If you have an ACPI compatible motherboard (all of them sold nowdays are), then all 3 of these HALs will boot on it, no problem. The only thing that might happen is that if your old installation was HAL #2 or #3, and your new hardware is hyperthreaded or dual/multi-core, your machine will not recognize any cores/threads past the first one. But it will still boot.

A more sinister problem in switching motherboards is the storage controller driver. Your new motherboard must have a disk controller who's drivers are already installed in the old Windows installation or the machine will not boot. It will blue screen with a STOP 0x0000007B error.

The easiest way around that problem is to configure the new motherboard for Legacy IDE controller emulation. Almost all installations of Windows XP have the Standard IDE driver available, and the machine will boot off of that.

Once the machine has booted up for the first time, then it's a matter of removing all the old hardware that doesn't exist (through Add/Remove programs for some hardware, like NVidia video cards; or through Device manager for other hardware -- this sometimes requires some special settings so that you can see the non-present devices).

If you can't get the machine to boot on the new motherboard because of storage controller incompatibility, then you have to do a repair install of Windows. After the repair install, then the machine can boot, and you can proceed with removing all old hardware and installing new hardware. As a bonus, the repair install will change the HAL to the correct one if necessary, so you don't have to do it manually later.

Yes, at some point you'll probably have to re-authorize Windows. A simple phone call to Microsoft will do that, just tell them that the old motherboard died and you replaced it. They will give you a new authorization key without any problem IF you're running a retail version of Windows.
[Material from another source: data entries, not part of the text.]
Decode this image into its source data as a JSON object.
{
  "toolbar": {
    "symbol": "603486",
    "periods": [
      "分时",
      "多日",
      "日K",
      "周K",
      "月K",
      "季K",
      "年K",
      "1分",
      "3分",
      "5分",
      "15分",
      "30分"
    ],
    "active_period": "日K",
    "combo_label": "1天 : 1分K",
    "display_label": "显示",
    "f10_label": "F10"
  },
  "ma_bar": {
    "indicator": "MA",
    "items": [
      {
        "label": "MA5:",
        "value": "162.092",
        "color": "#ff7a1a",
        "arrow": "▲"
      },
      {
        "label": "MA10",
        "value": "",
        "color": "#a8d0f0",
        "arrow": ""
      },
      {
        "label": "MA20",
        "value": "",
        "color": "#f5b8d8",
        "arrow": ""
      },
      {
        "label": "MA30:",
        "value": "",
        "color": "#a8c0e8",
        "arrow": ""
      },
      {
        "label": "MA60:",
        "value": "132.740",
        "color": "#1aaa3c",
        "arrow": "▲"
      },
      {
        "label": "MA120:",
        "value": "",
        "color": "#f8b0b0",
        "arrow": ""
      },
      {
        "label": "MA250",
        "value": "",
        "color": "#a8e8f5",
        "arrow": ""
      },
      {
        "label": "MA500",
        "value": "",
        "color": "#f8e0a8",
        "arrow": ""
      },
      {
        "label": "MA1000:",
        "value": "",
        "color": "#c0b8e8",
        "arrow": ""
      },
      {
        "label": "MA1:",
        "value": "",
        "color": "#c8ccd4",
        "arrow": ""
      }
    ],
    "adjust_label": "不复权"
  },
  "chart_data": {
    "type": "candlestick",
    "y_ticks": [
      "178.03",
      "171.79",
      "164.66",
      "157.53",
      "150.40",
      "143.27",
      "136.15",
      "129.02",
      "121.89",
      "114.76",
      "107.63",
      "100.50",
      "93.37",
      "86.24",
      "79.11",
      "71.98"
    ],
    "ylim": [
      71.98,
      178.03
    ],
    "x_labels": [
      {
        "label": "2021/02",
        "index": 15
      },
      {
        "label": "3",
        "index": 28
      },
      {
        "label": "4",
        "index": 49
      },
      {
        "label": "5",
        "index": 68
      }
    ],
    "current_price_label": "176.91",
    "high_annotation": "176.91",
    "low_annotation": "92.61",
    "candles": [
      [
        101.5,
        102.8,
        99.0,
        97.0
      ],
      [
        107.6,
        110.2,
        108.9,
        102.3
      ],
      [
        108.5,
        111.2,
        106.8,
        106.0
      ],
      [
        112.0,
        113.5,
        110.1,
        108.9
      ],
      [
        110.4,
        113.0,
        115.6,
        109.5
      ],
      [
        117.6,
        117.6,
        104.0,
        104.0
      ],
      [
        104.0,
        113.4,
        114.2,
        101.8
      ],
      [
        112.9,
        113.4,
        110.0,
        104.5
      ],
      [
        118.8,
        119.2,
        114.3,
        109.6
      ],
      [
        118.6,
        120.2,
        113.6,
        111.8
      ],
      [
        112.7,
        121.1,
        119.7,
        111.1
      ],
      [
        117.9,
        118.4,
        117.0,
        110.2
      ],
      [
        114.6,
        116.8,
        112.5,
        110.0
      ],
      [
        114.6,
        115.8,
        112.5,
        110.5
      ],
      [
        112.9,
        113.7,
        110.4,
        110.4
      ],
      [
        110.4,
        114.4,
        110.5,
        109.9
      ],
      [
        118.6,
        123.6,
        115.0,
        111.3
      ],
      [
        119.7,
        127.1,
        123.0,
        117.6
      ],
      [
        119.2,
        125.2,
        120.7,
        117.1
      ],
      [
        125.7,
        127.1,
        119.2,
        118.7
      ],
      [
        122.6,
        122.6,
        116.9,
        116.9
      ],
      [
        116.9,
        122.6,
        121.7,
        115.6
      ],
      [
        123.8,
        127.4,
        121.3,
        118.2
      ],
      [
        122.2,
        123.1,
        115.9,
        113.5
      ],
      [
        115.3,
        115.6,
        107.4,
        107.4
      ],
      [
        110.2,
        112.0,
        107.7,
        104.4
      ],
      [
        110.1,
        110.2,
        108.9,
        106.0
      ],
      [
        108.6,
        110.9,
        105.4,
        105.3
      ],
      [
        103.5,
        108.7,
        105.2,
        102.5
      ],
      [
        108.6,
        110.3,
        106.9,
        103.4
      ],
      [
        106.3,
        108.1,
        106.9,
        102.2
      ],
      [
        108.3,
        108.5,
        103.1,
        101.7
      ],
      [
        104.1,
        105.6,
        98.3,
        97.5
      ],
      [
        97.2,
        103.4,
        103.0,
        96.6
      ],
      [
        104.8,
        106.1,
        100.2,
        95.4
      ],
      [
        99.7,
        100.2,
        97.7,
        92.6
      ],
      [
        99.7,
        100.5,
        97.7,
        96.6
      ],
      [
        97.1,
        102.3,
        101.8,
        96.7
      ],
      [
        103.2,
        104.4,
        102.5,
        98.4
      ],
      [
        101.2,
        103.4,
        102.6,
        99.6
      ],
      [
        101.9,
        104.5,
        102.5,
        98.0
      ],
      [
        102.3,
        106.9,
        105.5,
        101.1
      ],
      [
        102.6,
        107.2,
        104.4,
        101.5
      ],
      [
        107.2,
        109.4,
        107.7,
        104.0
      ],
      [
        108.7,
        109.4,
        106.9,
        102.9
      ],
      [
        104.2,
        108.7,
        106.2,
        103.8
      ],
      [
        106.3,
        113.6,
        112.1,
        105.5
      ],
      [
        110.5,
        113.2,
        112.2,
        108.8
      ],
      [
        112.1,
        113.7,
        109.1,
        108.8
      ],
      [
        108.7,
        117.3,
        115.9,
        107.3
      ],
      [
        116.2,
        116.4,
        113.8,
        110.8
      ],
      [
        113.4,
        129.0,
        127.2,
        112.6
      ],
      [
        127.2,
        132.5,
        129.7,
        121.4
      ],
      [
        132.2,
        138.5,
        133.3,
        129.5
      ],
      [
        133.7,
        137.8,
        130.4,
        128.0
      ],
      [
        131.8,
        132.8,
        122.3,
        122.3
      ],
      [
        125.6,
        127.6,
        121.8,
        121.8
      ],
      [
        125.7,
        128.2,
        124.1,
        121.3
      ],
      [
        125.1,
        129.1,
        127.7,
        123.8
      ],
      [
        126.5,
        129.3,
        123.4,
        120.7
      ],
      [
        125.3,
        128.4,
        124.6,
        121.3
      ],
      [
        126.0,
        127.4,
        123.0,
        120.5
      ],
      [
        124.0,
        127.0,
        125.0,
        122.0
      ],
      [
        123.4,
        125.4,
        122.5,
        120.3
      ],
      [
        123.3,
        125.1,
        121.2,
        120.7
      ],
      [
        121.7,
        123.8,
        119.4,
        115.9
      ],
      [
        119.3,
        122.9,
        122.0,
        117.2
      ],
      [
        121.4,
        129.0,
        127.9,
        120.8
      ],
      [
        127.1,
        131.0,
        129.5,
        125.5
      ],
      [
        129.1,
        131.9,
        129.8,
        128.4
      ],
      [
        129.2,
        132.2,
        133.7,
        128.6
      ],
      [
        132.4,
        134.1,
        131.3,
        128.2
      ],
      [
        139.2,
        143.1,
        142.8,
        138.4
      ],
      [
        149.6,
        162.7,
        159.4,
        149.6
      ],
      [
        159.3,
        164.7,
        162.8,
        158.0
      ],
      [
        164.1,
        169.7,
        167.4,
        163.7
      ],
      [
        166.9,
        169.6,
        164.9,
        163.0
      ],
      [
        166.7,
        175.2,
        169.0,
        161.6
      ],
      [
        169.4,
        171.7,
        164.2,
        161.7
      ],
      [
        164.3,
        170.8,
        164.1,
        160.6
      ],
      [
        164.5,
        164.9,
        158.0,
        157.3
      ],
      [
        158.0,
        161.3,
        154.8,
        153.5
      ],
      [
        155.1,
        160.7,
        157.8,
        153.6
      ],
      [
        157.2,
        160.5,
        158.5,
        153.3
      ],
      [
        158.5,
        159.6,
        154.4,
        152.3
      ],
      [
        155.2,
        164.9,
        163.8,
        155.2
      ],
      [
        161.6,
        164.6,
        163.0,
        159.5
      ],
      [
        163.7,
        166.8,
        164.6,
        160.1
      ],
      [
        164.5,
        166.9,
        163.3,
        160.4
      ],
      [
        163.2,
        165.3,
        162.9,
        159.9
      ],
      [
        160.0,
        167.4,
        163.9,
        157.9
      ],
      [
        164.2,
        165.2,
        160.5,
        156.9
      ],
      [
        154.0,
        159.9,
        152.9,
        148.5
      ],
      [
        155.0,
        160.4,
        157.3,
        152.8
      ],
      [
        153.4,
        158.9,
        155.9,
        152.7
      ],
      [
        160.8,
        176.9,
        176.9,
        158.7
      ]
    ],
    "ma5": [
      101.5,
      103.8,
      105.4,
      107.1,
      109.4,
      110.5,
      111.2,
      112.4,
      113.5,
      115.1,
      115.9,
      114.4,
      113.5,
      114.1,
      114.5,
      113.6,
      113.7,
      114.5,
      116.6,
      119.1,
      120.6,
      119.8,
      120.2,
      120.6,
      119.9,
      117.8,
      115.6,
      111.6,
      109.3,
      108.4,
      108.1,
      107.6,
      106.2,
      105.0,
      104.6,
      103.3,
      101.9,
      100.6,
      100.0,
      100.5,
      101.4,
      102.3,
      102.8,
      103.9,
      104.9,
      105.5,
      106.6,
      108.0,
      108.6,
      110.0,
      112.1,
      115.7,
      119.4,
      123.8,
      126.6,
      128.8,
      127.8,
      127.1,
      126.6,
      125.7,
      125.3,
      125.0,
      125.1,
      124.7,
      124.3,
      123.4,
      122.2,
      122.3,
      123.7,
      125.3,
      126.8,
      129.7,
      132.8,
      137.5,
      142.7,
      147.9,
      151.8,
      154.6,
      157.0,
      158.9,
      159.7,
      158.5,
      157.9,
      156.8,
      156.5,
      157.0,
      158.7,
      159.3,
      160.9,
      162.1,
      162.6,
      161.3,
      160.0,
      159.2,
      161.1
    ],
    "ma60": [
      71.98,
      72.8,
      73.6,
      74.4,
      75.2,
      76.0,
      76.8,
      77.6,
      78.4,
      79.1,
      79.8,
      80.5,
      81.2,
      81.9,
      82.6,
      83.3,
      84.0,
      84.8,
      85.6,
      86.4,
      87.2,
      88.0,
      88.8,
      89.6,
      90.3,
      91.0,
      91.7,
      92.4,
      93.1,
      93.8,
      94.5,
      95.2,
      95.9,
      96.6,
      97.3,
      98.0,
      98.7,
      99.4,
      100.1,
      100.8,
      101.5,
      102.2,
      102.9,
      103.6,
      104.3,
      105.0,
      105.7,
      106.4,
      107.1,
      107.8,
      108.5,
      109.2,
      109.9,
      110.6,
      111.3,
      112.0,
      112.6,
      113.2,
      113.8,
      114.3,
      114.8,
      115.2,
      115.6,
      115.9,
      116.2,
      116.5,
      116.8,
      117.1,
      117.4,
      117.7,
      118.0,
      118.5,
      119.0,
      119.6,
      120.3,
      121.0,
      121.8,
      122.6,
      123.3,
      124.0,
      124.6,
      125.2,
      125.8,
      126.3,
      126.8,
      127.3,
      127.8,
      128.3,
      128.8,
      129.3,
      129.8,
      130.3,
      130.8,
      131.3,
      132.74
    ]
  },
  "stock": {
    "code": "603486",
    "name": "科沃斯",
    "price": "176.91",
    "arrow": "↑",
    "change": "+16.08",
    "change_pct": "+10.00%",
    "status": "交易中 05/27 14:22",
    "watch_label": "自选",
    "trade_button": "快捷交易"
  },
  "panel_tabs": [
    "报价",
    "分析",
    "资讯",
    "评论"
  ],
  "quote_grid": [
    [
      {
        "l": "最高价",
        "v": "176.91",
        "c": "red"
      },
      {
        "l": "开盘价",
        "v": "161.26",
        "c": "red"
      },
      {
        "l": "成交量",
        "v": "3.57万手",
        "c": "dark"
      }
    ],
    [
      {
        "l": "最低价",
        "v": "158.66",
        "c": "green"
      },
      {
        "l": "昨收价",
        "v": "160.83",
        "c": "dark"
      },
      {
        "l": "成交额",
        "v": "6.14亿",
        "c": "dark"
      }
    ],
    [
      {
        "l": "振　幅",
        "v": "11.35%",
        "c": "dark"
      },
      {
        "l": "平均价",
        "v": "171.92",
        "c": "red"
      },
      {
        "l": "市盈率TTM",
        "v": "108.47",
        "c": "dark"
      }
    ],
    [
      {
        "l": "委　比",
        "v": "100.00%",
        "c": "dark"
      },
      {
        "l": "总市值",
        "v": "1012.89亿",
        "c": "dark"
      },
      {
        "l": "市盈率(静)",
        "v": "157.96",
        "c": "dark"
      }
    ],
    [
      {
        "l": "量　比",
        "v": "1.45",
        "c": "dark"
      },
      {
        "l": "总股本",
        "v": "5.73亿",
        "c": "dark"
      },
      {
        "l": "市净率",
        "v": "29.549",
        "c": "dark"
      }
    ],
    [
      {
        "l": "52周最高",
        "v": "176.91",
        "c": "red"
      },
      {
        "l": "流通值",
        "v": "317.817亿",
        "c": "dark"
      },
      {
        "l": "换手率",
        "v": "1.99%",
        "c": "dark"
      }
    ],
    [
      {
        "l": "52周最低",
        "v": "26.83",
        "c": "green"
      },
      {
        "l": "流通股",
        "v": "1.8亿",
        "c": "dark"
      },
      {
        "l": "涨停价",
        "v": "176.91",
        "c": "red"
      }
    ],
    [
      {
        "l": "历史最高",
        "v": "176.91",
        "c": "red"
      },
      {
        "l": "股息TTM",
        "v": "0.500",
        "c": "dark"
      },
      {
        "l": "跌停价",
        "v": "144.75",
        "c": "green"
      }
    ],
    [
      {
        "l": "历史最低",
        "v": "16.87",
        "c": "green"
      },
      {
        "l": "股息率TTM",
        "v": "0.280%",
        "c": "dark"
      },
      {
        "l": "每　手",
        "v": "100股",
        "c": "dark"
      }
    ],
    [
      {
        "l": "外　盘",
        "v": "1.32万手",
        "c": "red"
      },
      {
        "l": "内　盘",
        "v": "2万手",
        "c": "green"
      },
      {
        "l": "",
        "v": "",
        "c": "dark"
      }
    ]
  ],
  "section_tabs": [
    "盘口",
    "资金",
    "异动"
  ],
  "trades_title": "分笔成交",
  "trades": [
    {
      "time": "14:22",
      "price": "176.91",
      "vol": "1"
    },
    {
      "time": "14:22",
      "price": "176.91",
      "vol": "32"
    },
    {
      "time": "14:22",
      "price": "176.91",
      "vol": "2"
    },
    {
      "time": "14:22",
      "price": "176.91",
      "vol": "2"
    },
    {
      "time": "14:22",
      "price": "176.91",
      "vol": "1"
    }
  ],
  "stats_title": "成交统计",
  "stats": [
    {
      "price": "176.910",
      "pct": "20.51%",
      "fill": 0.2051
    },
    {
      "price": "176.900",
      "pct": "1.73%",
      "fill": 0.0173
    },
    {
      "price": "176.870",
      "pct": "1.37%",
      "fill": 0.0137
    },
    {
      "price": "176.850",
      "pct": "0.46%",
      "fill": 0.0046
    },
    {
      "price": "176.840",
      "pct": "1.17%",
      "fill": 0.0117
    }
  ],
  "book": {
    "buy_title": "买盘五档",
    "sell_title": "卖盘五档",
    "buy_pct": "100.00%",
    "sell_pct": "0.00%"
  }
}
If you're running an OEM version, you are hosed and you'll have to buy a new one. OEM Windows licenses are not transferable to new hardware.

If you've run into a HAL problem as discussed above, you can change from HAL #2 to HAL #1 easily using Device Manager. Changing from HAL #3 to HAL #1 is large pain in the arse, but it is possible.

I've moved Windows installations like this before, and as long as you clean up the old devices properly, you will not have any problems. My main home workstation Windows installation is on it's 3rd different motherboard. :) 
October 8, 2008 10:59:11 PM

I have looked at HAL's before but never that deeply. ^+1 that was a very informative read
April 12, 2011 6:58:36 AM

Hi, to replace the motherboard is too boring and may cause some unnecessary difficulties. You can try "universal restore" function of some backup software. You can backup your system and choose that option when you restore it to your brand-new computer. You will save more time and energy than replacing ur motherboard.
I guess the following tips may help you further! http://www.todobackup.com/products/features/universal-r...
April 19, 2011 5:42:17 PM

How far did you have to dig to post in a 2-1/2 year old thread?


Mousemonkey , Close!
Anonymous
a b G Storage
March 5, 2012 9:03:50 AM

d4mn the OP for not telling us what happened!

now i am in suspense :( 
!